- [Task instructions] Line by line, output the material without altering anything.

--*--

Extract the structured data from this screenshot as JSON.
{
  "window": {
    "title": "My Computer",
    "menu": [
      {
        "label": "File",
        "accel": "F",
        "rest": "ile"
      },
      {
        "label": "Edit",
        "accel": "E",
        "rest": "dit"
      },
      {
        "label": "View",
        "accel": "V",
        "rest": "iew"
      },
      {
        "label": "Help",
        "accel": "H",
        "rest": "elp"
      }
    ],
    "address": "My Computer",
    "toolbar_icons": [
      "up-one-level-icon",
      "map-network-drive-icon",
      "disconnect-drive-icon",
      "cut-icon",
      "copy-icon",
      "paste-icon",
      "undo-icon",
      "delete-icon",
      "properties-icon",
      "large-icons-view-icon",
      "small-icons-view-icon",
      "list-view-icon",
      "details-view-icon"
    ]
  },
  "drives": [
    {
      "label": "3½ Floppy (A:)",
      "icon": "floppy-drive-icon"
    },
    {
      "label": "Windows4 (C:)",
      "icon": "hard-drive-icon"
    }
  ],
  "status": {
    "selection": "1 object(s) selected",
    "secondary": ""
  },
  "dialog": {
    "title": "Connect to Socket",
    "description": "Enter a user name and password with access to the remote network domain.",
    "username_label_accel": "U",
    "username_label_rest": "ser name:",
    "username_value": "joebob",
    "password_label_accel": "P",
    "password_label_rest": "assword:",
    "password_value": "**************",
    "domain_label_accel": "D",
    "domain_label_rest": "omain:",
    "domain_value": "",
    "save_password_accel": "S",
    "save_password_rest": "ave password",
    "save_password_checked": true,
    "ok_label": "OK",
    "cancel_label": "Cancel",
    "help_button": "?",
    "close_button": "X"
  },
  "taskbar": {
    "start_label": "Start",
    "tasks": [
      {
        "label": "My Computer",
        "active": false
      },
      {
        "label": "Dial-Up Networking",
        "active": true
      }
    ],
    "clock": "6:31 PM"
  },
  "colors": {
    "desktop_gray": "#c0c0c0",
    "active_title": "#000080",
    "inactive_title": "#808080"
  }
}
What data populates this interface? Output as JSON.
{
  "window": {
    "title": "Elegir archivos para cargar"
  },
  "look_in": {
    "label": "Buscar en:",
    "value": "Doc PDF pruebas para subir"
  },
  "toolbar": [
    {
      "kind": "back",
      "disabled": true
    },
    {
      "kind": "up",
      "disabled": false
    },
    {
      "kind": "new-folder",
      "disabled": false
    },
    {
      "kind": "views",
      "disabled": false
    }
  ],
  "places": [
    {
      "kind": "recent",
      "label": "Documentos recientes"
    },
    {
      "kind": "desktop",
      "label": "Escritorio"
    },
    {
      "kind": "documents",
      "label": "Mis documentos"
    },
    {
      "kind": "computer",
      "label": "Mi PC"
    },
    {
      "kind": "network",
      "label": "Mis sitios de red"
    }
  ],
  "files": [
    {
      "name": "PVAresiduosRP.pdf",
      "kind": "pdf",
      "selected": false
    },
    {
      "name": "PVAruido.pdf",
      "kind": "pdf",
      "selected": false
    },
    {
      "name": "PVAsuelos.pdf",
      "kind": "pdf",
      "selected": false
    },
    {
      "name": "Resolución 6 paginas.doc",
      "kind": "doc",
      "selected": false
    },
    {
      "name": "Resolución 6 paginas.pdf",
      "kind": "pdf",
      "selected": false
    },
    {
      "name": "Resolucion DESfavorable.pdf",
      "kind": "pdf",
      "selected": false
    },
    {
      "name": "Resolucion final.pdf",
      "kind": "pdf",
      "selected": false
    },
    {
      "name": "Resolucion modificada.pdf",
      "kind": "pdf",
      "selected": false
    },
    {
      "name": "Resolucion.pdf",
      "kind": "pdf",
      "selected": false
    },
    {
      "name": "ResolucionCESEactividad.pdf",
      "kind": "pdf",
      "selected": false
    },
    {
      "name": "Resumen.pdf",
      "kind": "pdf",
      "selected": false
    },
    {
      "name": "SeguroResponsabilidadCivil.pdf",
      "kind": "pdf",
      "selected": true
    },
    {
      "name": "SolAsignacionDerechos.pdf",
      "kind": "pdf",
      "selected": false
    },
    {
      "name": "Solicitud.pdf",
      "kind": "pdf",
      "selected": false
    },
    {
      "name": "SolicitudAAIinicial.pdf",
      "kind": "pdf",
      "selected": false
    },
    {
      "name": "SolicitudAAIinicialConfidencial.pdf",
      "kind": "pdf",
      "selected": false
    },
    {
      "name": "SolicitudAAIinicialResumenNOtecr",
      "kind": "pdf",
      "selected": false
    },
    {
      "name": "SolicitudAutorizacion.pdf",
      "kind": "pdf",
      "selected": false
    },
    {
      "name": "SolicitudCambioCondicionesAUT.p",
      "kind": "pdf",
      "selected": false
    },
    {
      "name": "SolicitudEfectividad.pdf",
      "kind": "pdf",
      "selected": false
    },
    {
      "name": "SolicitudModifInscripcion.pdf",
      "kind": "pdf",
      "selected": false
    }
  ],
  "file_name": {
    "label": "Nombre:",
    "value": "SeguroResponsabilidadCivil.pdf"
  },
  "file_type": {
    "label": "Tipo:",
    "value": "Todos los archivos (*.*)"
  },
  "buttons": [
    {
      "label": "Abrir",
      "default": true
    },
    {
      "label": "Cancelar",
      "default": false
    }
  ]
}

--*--

- [Answer box]
Extract the structured data from this screenshot as JSON.
{
  "window": {
    "title": "My Computer",
    "menu": [
      {
        "label": "File",
        "accel": "F",
        "rest": "ile"
      },
      {
        "label": "Edit",
        "accel": "E",
        "rest": "dit"
      },
      {
        "label": "View",
        "accel": "V",
        "rest": "iew"
      },
      {
        "label": "Help",
        "accel": "H",
        "rest": "elp"
      }
    ],
    "address": "My Computer",
    "toolbar_icons": [
      "up-one-level-icon",
      "map-network-drive-icon",
      "disconnect-drive-icon",
      "cut-icon",
      "copy-icon",
      "paste-icon",
      "undo-icon",
      "delete-icon",
      "properties-icon",
      "large-icons-view-icon",
      "small-icons-view-icon",
      "list-view-icon",
      "details-view-icon"
    ]
  },
  "drives": [
    {
      "label": "3½ Floppy (A:)",
      "icon": "floppy-drive-icon"
    },
    {
      "label": "Windows4 (C:)",
      "icon": "hard-drive-icon"
    }
  ],
  "status": {
    "selection": "1 object(s) selected",
    "secondary": ""
  },
  "dialog": {
    "title": "Connect to Socket",
    "description": "Enter a user name and password with access to the remote network domain.",
    "username_label_accel": "U",
    "username_label_rest": "ser name:",
    "username_value": "joebob",
    "password_label_accel": "P",
    "password_label_rest": "assword:",
    "password_value": "**************",
    "domain_label_accel": "D",
    "domain_label_rest": "omain:",
    "domain_value": "",
    "save_password_accel": "S",
    "save_password_rest": "ave password",
    "save_password_checked": true,
    "ok_label": "OK",
    "cancel_label": "Cancel",
    "help_button": "?",
    "close_button": "X"
  },
  "taskbar": {
    "start_label": "Start",
    "tasks": [
      {
        "label": "My Computer",
        "active": false
      },
      {
        "label": "Dial-Up Networking",
        "active": true
      }
    ],
    "clock": "6:31 PM"
  },
  "colors": {
    "desktop_gray": "#c0c0c0",
    "active_title": "#000080",
    "inactive_title": "#808080"
  }
}
What data populates this interface? Output as JSON.
{
  "window": {
    "title": "Elegir archivos para cargar"
  },
  "look_in": {
    "label": "Buscar en:",
    "value": "Doc PDF pruebas para subir"
  },
  "toolbar": [
    {
      "kind": "back",
      "disabled": true
    },
    {
      "kind": "up",
      "disabled": false
    },
    {
      "kind": "new-folder",
      "disabled": false
    },
    {
      "kind": "views",
      "disabled": false
    }
  ],
  "places": [
    {
      "kind": "recent",
      "label": "Documentos recientes"
    },
    {
      "kind": "desktop",
      "label": "Escritorio"
    },
    {
      "kind": "documents",
      "label": "Mis documentos"
    },
    {
      "kind": "computer",
      "label": "Mi PC"
    },
    {
      "kind": "network",
      "label": "Mis sitios de red"
    }
  ],
  "files": [
    {
      "name": "PVAresiduosRP.pdf",
      "kind": "pdf",
      "selected": false
    },
    {
      "name": "PVAruido.pdf",
      "kind": "pdf",
      "selected": false
    },
    {
      "name": "PVAsuelos.pdf",
      "kind": "pdf",
      "selected": false
    },
    {
      "name": "Resolución 6 paginas.doc",
      "kind": "doc",
      "selected": false
    },
    {
      "name": "Resolución 6 paginas.pdf",
      "kind": "pdf",
      "selected": false
    },
    {
      "name": "Resolucion DESfavorable.pdf",
      "kind": "pdf",
      "selected": false
    },
    {
      "name": "Resolucion final.pdf",
      "kind": "pdf",
      "selected": false
    },
    {
      "name": "Resolucion modificada.pdf",
      "kind": "pdf",
      "selected": false
    },
    {
      "name": "Resolucion.pdf",
      "kind": "pdf",
      "selected": false
    },
    {
      "name": "ResolucionCESEactividad.pdf",
      "kind": "pdf",
      "selected": false
    },
    {
      "name": "Resumen.pdf",
      "kind": "pdf",
      "selected": false
    },
    {
      "name": "SeguroResponsabilidadCivil.pdf",
      "kind": "pdf",
      "selected": true
    },
    {
      "name": "SolAsignacionDerechos.pdf",
      "kind": "pdf",
      "selected": false
    },
    {
      "name": "Solicitud.pdf",
      "kind": "pdf",
      "selected": false
    },
    {
      "name": "SolicitudAAIinicial.pdf",
      "kind": "pdf",
      "selected": false
    },
    {
      "name": "SolicitudAAIinicialConfidencial.pdf",
      "kind": "pdf",
      "selected": false
    },
    {
      "name": "SolicitudAAIinicialResumenNOtecr",
      "kind": "pdf",
      "selected": false
    },
    {
      "name": "SolicitudAutorizacion.pdf",
      "kind": "pdf",
      "selected": false
    },
    {
      "name": "SolicitudCambioCondicionesAUT.p",
      "kind": "pdf",
      "selected": false
    },
    {
      "name": "SolicitudEfectividad.pdf",
      "kind": "pdf",
      "selected": false
    },
    {
      "name": "SolicitudModifInscripcion.pdf",
      "kind": "pdf",
      "selected": false
    }
  ],
  "file_name": {
    "label": "Nombre:",
    "value": "SeguroResponsabilidadCivil.pdf"
  },
  "file_type": {
    "label": "Tipo:",
    "value": "Todos los archivos (*.*)"
  },
  "buttons": [
    {
      "label": "Abrir",
      "default": true
    },
    {
      "label": "Cancelar",
      "default": false
    }
  ]
}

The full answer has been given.